"We were very fortunate. When we heard the first report at Burleson we went into duck and cover mode. There’s been no damage to any of our buildings. We saw the tornado, it went right up between Patterson Elementary and the high school buildings, but it went right between them. I saw it. It passed about a mile from our office here."
Arlington Mayor Robert Cluck issued a disaster declaration after the storm passed through, paving the way for state and federal aid. Sen. John Cornyn issued a statement saying anyone who needs assistance should contact his office.
Damage was reported to four neighborhoods in Arlington, and there were reports of ruptured gas lines. The gas companies were working to resolve those issues, an Arlington police spokeswoman said.

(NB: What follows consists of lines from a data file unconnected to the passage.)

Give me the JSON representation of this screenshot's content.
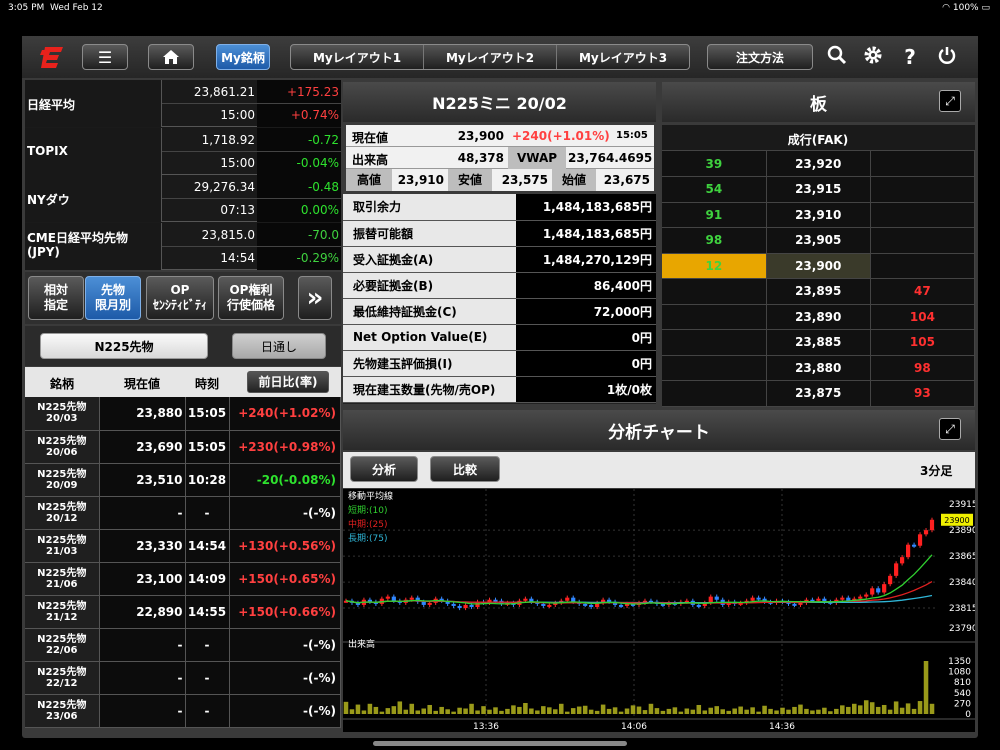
{
  "status": {
    "time": "3:05 PM",
    "date": "Wed Feb 12",
    "battery": "100%",
    "icons": [
      "wifi-icon",
      "battery-icon"
    ]
  },
  "toolbar": {
    "tab_my": "My銘柄",
    "layouts": [
      "Myレイアウト1",
      "Myレイアウト2",
      "Myレイアウト3"
    ],
    "order": "注文方法",
    "icons": [
      "logo-icon",
      "menu-icon",
      "home-icon",
      "search-icon",
      "gear-icon",
      "help-icon",
      "power-icon"
    ],
    "help_glyph": "?"
  },
  "indices": [
    {
      "name": "日経平均",
      "value": "23,861.21",
      "time": "15:00",
      "change": "+175.23",
      "pct": "+0.74%",
      "dir": "up"
    },
    {
      "name": "TOPIX",
      "value": "1,718.92",
      "time": "15:00",
      "change": "-0.72",
      "pct": "-0.04%",
      "dir": "dn"
    },
    {
      "name": "NYダウ",
      "value": "29,276.34",
      "time": "07:13",
      "change": "-0.48",
      "pct": "0.00%",
      "dir": "dn"
    },
    {
      "name": "CME日経平均先物\n(JPY)",
      "value": "23,815.0",
      "time": "14:54",
      "change": "-70.0",
      "pct": "-0.29%",
      "dir": "dn"
    }
  ],
  "filters": {
    "items": [
      "相対\n指定",
      "先物\n限月別",
      "OP\nｾﾝｼﾃｨﾋﾞﾃｨ",
      "OP権利\n行使価格"
    ],
    "active": 1,
    "more": "»"
  },
  "futures": {
    "tab": "N225先物",
    "session": "日通し",
    "headers": [
      "銘柄",
      "現在値",
      "時刻",
      "前日比(率)"
    ],
    "rows": [
      {
        "name": "N225先物\n20/03",
        "price": "23,880",
        "time": "15:05",
        "change": "+240(+1.02%)",
        "dir": "up"
      },
      {
        "name": "N225先物\n20/06",
        "price": "23,690",
        "time": "15:05",
        "change": "+230(+0.98%)",
        "dir": "up"
      },
      {
        "name": "N225先物\n20/09",
        "price": "23,510",
        "time": "10:28",
        "change": "-20(-0.08%)",
        "dir": "dn"
      },
      {
        "name": "N225先物\n20/12",
        "price": "-",
        "time": "-",
        "change": "-(-%)",
        "dir": "none"
      },
      {
        "name": "N225先物\n21/03",
        "price": "23,330",
        "time": "14:54",
        "change": "+130(+0.56%)",
        "dir": "up"
      },
      {
        "name": "N225先物\n21/06",
        "price": "23,100",
        "time": "14:09",
        "change": "+150(+0.65%)",
        "dir": "up"
      },
      {
        "name": "N225先物\n21/12",
        "price": "22,890",
        "time": "14:55",
        "change": "+150(+0.66%)",
        "dir": "up"
      },
      {
        "name": "N225先物\n22/06",
        "price": "-",
        "time": "-",
        "change": "-(-%)",
        "dir": "none"
      },
      {
        "name": "N225先物\n22/12",
        "price": "-",
        "time": "-",
        "change": "-(-%)",
        "dir": "none"
      },
      {
        "name": "N225先物\n23/06",
        "price": "-",
        "time": "-",
        "change": "-(-%)",
        "dir": "none"
      }
    ]
  },
  "quote": {
    "title": "N225ミニ 20/02",
    "cur_label": "現在値",
    "cur": "23,900",
    "cur_chg": "+240(+1.01%)",
    "cur_time": "15:05",
    "vol_label": "出来高",
    "vol": "48,378",
    "vwap_label": "VWAP",
    "vwap": "23,764.4695",
    "high_label": "高値",
    "high": "23,910",
    "low_label": "安値",
    "low": "23,575",
    "open_label": "始値",
    "open": "23,675"
  },
  "margin": [
    {
      "k": "取引余力",
      "v": "1,484,183,685円"
    },
    {
      "k": "振替可能額",
      "v": "1,484,183,685円"
    },
    {
      "k": "受入証拠金(A)",
      "v": "1,484,270,129円"
    },
    {
      "k": "必要証拠金(B)",
      "v": "86,400円"
    },
    {
      "k": "最低維持証拠金(C)",
      "v": "72,000円"
    },
    {
      "k": "Net Option Value(E)",
      "v": "0円"
    },
    {
      "k": "先物建玉評価損(I)",
      "v": "0円"
    },
    {
      "k": "現在建玉数量(先物/売OP)",
      "v": "1枚/0枚"
    }
  ],
  "board": {
    "title": "板",
    "header": "成行(FAK)",
    "rows": [
      {
        "sell": "39",
        "price": "23,920",
        "buy": ""
      },
      {
        "sell": "54",
        "price": "23,915",
        "buy": ""
      },
      {
        "sell": "91",
        "price": "23,910",
        "buy": ""
      },
      {
        "sell": "98",
        "price": "23,905",
        "buy": ""
      },
      {
        "sell": "12",
        "price": "23,900",
        "buy": "",
        "hl": true
      },
      {
        "sell": "",
        "price": "23,895",
        "buy": "47"
      },
      {
        "sell": "",
        "price": "23,890",
        "buy": "104"
      },
      {
        "sell": "",
        "price": "23,885",
        "buy": "105"
      },
      {
        "sell": "",
        "price": "23,880",
        "buy": "98"
      },
      {
        "sell": "",
        "price": "23,875",
        "buy": "93"
      }
    ]
  },
  "chart": {
    "title": "分析チャート",
    "btn_analysis": "分析",
    "btn_compare": "比較",
    "period": "3分足",
    "ma_title": "移動平均線",
    "ma_short": "短期:(10)",
    "ma_mid": "中期:(25)",
    "ma_long": "長期:(75)",
    "vol_title": "出来高",
    "cur_tag": "23900",
    "price_ticks": [
      "23915",
      "23890",
      "23865",
      "23840",
      "23815",
      "23790"
    ],
    "vol_ticks": [
      "1350",
      "1080",
      "810",
      "540",
      "270",
      "0"
    ],
    "time_ticks": [
      "13:36",
      "14:06",
      "14:36"
    ]
  },
  "chart_data": {
    "type": "candlestick",
    "ylim": [
      23790,
      23920
    ],
    "closes": [
      23822,
      23820,
      23818,
      23823,
      23821,
      23819,
      23824,
      23826,
      23822,
      23820,
      23823,
      23825,
      23821,
      23818,
      23820,
      23824,
      23822,
      23819,
      23817,
      23815,
      23818,
      23816,
      23821,
      23820,
      23823,
      23822,
      23819,
      23820,
      23818,
      23822,
      23824,
      23821,
      23819,
      23817,
      23818,
      23820,
      23822,
      23825,
      23821,
      23819,
      23818,
      23816,
      23820,
      23823,
      23821,
      23818,
      23817,
      23819,
      23818,
      23820,
      23822,
      23821,
      23819,
      23818,
      23820,
      23819,
      23821,
      23822,
      23818,
      23817,
      23820,
      23826,
      23823,
      23818,
      23821,
      23819,
      23820,
      23822,
      23825,
      23824,
      23821,
      23820,
      23822,
      23821,
      23819,
      23818,
      23820,
      23823,
      23822,
      23824,
      23821,
      23820,
      23823,
      23825,
      23822,
      23824,
      23826,
      23828,
      23834,
      23830,
      23838,
      23846,
      23858,
      23864,
      23876,
      23875,
      23886,
      23890,
      23900
    ],
    "volumes": [
      310,
      120,
      240,
      90,
      260,
      180,
      60,
      150,
      200,
      320,
      110,
      260,
      90,
      140,
      230,
      80,
      180,
      120,
      60,
      160,
      140,
      260,
      90,
      200,
      110,
      170,
      80,
      130,
      220,
      180,
      280,
      140,
      90,
      200,
      170,
      120,
      260,
      60,
      150,
      190,
      210,
      110,
      80,
      240,
      130,
      170,
      60,
      140,
      220,
      190,
      100,
      260,
      150,
      80,
      130,
      170,
      60,
      140,
      110,
      230,
      90,
      160,
      200,
      120,
      80,
      140,
      190,
      110,
      170,
      60,
      210,
      130,
      90,
      160,
      110,
      180,
      240,
      130,
      90,
      110,
      160,
      70,
      130,
      220,
      180,
      260,
      220,
      350,
      300,
      180,
      230,
      110,
      320,
      160,
      270,
      130,
      330,
      1350,
      260
    ]
  }
}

The massive Parks at Arlington mall at Cooper Street and Interstate 20 shut down, and management ordered shoppers and others into the basement. Employees at Cowboys Stadium were moved into the tunnels.
The Arlington Fire Department reported heavy damage near Lake Arlington at the Green Oaks Nursing Home and asked Fort Worth firefighters to assist with damage and injuries there. About 130 residents were affected after a section of roof blew off and a wall collapsed, according to Fox4 News. Damage was also reported at the Chesterfield Apartments, 5700 Median Way in Arlington.
Despite the storms, the Rangers game vs. the Mexico City Red Devils was still scheduled to go on Tuesday night at the Rangers Ballpark.
Schoolchildren in multiple cities, as well as travelers at Dallas-Fort Worth International Airport and Love Field in Dallas, were ordered into "safe zones" and shelters. Golfball-sized hail was reported at DFW.
The widespread storm made it difficult to keep track of funnel clouds and hail storms because so many were happening at once across multiple counties.
People in the line of the storm were urged to seek shelter immediately. Students, public officials and shoppers across DFW were taking cover as the tornadoes touched ground.
DFW Airport officials told passengers to move away from glass windows and to take cover in its storm shelters at its terminals.
The Federal Aviation Administration also issued a ground stop for flights coming into and out of DFW because of the storms.
DFW Airport spokesman David Magana said passengers should expect delays and incoming flights may be diverted to get out of the way of the storm.
American Airlines canceled the rest of its flight schedule out of DFW for the day. It said 68 planes had to be inspected for hail damage.
Trinity Railway Express trains quit running and were not expected to resume until the danger passed, a Dallas Area Rapid Transit official said in an email alert. The commuter rail line runs Monday through Saturday from downtown Fort Worth to Dallas.
The first tornado was spotted near Joshua about 12:44 p.m., according to the weather service, moving northeast at 25 mph.
Johnson County Sheriff’s Lt. Tim Jones said he was trying to find a place to set up a command center.
"We’ve had a couple of houses hit near Joshua out on 704. As far as I know we have no injuries yet."
Fire officials in Joshua continued to track storms after 2 p.m., and reports were out that some areas of Burleson and Cleburne were similarly damaged from the storm.
Students at Joshua High School were in lock down early this afternoon. Students in Burleson and Arlington were moved to safety zones. At Tarrant County College, students, faculty and staff were advised to stay in the buildings.
A twister touched down about two miles east of Spinks Airport in south Fort Worth as the storm system swept across Tarrant County, according to airport manager Aaron Barth. He said it caused no damage at the airport.
"A tornado came down for maybe 8 to 10 seconds and then lifted back up," Barth said. "It wasn’t down for very long."
Sirens could be heard on the west side of Fort Worth and in the Fort Worth medical district.
A second tornado warning was issued for Dallas and Ellis counties after a tornado was confirmed on the ground in Ellis County near Red Oak.
A tornado near Lancaster in Dallas County reportedly caused power flashes and sent huge debris balls flying into the sky.
The storms could contain large hail, damaging winds and heavy rains, according to the national Weather Service. The rains could cause street flooding.